We’re all sold on having a Content Management System (CMS) – in this day and age, being able to edit your website content in-house is a must and thankfully the rigmarole of having to go back to the agency who built your website every time you want a minor content change is over.
In fact, “will I be able to update it myself?” is one of the main questions we get asked by clients when discussing website specifications.
However, not all clients are aware that the decision of which Content Management System to use for their new website could potentially have similar implications of tying you to the agency who built it.
In this article, we discuss the pros and cons of using open source software (such as WordPress) as opposed to a bespoke Content Management System which is owned and maintained by a particular agency.
Essentially, the open source software that allows you to edit the site is free to download, which a developer then configures and customises according to the agreed specification. This customisation, which includes brand-centred design and functionality of your tailor-made site, is where the costs come from (as well as other time-rich factors such as planning, content and testing, etc).
As the research and development of the bespoke backend CMS and templates have already been invested in by the agency, they are usually able to sell a larger volume of websites at lower costs, which looks to be an appealing offer.
Subject to any post-live contracts or terms and conditions agreed with your agency, an open source CMS will give you the flexibility to use other developers to update the site, should you wish. And because it’s a freely available and widely respected software, most quality web developers will be able to help.
WordPress, as an example, is an open source software which runs on more than 23 percent of all websites and powers more than 60 percent of all sites using known content management systems, so there are a vast number of WordPress proficient developers available. Its continual development and innovation means that the opportunities for expansion are endless.
As the bespoke CMS is the property of the agency you purchased from, you are usually contractually obliged to remain with the agency for the life-span of your website should you require any technical or functional updates. This means you will need to pay fees set out by the agency as and when you require more significant changes than the CMS allows.
You are likely to be able to move your hosting to another service provider easily, giving you full access and control of your website.
It is not in the best interests of the creative agency to share their intellectual property with you and you’ll find that they will organise the hosting of your site. This means that annual hosting rates are set by them and may be much higher than standard rates. More importantly, you are tied in to being their client and if you want to cease working with them, there’s pretty much only one option – cut your losses and invest in rebuilding a new site somewhere else.
Open Source software like WordPress is being constantly updated by their development teams to keep the system up to date with technology, increase security, fix bugs and add features and functionality. New versions and patches are released periodically and it’s imperative that these are applied to your site regularly once live.
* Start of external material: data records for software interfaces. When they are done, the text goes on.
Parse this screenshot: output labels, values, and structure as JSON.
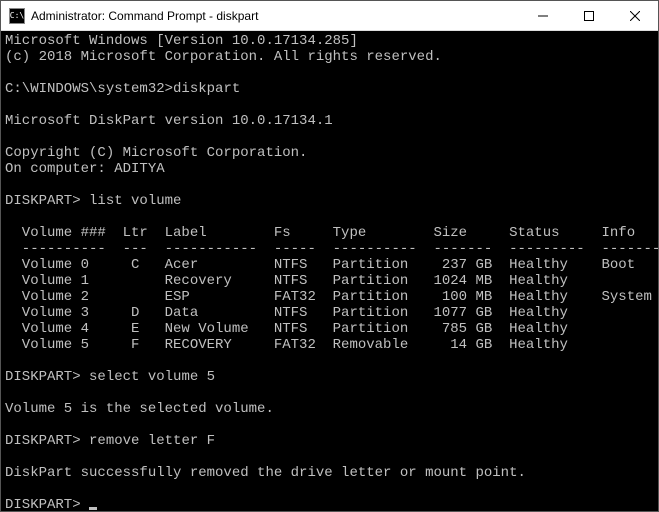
{
  "titlebar": {
    "title": "Administrator: Command Prompt - diskpart"
  },
  "terminal": {
    "line1": "Microsoft Windows [Version 10.0.17134.285]",
    "line2": "(c) 2018 Microsoft Corporation. All rights reserved.",
    "prompt1": "C:\\WINDOWS\\system32>",
    "cmd1": "diskpart",
    "line4": "Microsoft DiskPart version 10.0.17134.1",
    "line5": "Copyright (C) Microsoft Corporation.",
    "line6": "On computer: ADITYA",
    "prompt2": "DISKPART>",
    "cmd2": " list volume",
    "tableHeader": "  Volume ###  Ltr  Label        Fs     Type        Size     Status     Info",
    "tableDivider": "  ----------  ---  -----------  -----  ----------  -------  ---------  --------",
    "volumes": [
      {
        "row": "  Volume 0     C   Acer         NTFS   Partition    237 GB  Healthy    Boot"
      },
      {
        "row": "  Volume 1         Recovery     NTFS   Partition   1024 MB  Healthy"
      },
      {
        "row": "  Volume 2         ESP          FAT32  Partition    100 MB  Healthy    System"
      },
      {
        "row": "  Volume 3     D   Data         NTFS   Partition   1077 GB  Healthy"
      },
      {
        "row": "  Volume 4     E   New Volume   NTFS   Partition    785 GB  Healthy"
      },
      {
        "row": "  Volume 5     F   RECOVERY     FAT32  Removable     14 GB  Healthy"
      }
    ],
    "prompt3": "DISKPART>",
    "cmd3": " select volume 5",
    "line_selected": "Volume 5 is the selected volume.",
    "prompt4": "DISKPART>",
    "cmd4": " remove letter F",
    "line_removed": "DiskPart successfully removed the drive letter or mount point.",
    "prompt5": "DISKPART>"
  }
}
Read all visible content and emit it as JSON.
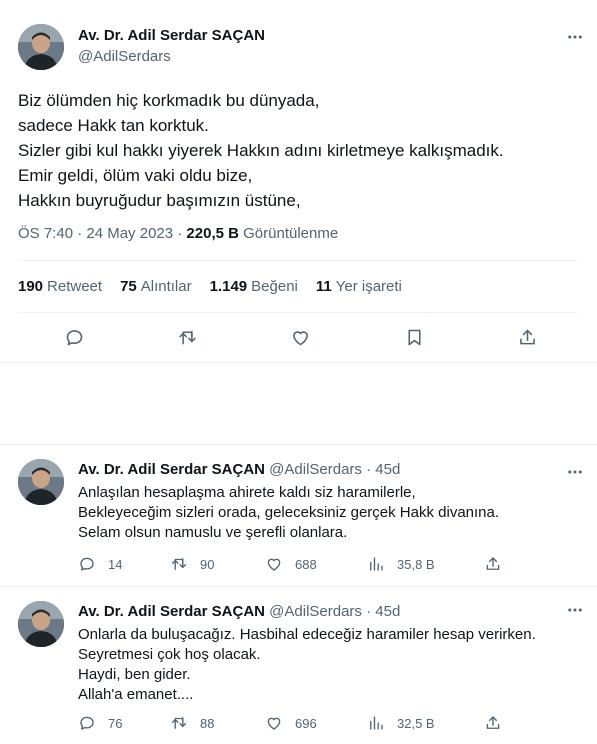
{
  "main_tweet": {
    "author_name": "Av. Dr. Adil Serdar SAÇAN",
    "author_handle": "@AdilSerdars",
    "more_icon": "more-horizontal-icon",
    "lines": [
      "Biz ölümden hiç korkmadık bu dünyada,",
      "sadece Hakk tan korktuk.",
      "Sizler gibi kul hakkı yiyerek Hakkın adını kirletmeye kalkışmadık.",
      "Emir geldi, ölüm vaki oldu bize,",
      "Hakkın buyruğudur başımızın üstüne,"
    ],
    "time": "ÖS 7:40 · 24 May 2023 · ",
    "views_count": "220,5 B",
    "views_label": " Görüntülenme",
    "stats": {
      "retweet_count": "190",
      "retweet_label": "Retweet",
      "quote_count": "75",
      "quote_label": "Alıntılar",
      "like_count": "1.149",
      "like_label": "Beğeni",
      "bookmark_count": "11",
      "bookmark_label": "Yer işareti"
    },
    "action_icons": [
      "reply-icon",
      "retweet-icon",
      "like-icon",
      "bookmark-icon",
      "share-icon"
    ]
  },
  "replies": [
    {
      "name": "Av. Dr. Adil Serdar SAÇAN",
      "meta": " @AdilSerdars · 45d",
      "lines": [
        "Anlaşılan hesaplaşma ahirete kaldı siz haramilerle,",
        "Bekleyeceğim sizleri orada, geleceksiniz gerçek Hakk divanına.",
        "Selam olsun namuslu ve şerefli olanlara."
      ],
      "replies": "14",
      "retweets": "90",
      "likes": "688",
      "views": "35,8 B"
    },
    {
      "name": "Av. Dr. Adil Serdar SAÇAN",
      "meta": " @AdilSerdars · 45d",
      "lines": [
        "Onlarla da buluşacağız. Hasbihal edeceğiz haramiler hesap verirken.",
        "Seyretmesi çok hoş olacak.",
        "Haydi, ben gider.",
        "Allah'a emanet...."
      ],
      "replies": "76",
      "retweets": "88",
      "likes": "696",
      "views": "32,5 B"
    }
  ],
  "colors": {
    "text": "#0f1419",
    "secondary": "#536471",
    "divider": "#eff3f4"
  }
}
As above, the flexibility with open source is that anyone can apply these updates, although it is recommended that these are carried out by someone with experience.
Unfortunately you probably don’t have much of a guarantee that the agency will continue to invest in developing the content management system they have created and if they do continue to invest, they may wish to charge you for any upgrades to bring it up to spec.
As an agency, SEA has experience of both bespoke and open source CMS, having built our own content management system, seaPublish, in the early days of online publishing and some years later moving to WordPress and other open source eCommerce systems.
This insight has led us to believe that open source content management systems offer greater flexibility to the client in an ever-evolving digital landscape.
As much as we always endeavour to forge long-term relationships with our clients, we’d rather they came back to us on the merit of our products and service rather than feeling trapped as part of a contractual obligation – our clients best interests are always our first priority.
Ultimately, there are pros and cons to both systems so when choosing which agency to work with on your next website project, make sure you know all the facts, particularly what happens next once the site is launched, to avoid any ‘surprises’.
If you’d like to know more about how we approach website projects using WordPress or other open source content management systems, please get in touch with Hollie by emailing email@example.com and we’d be delighted to provide some advice on the options available.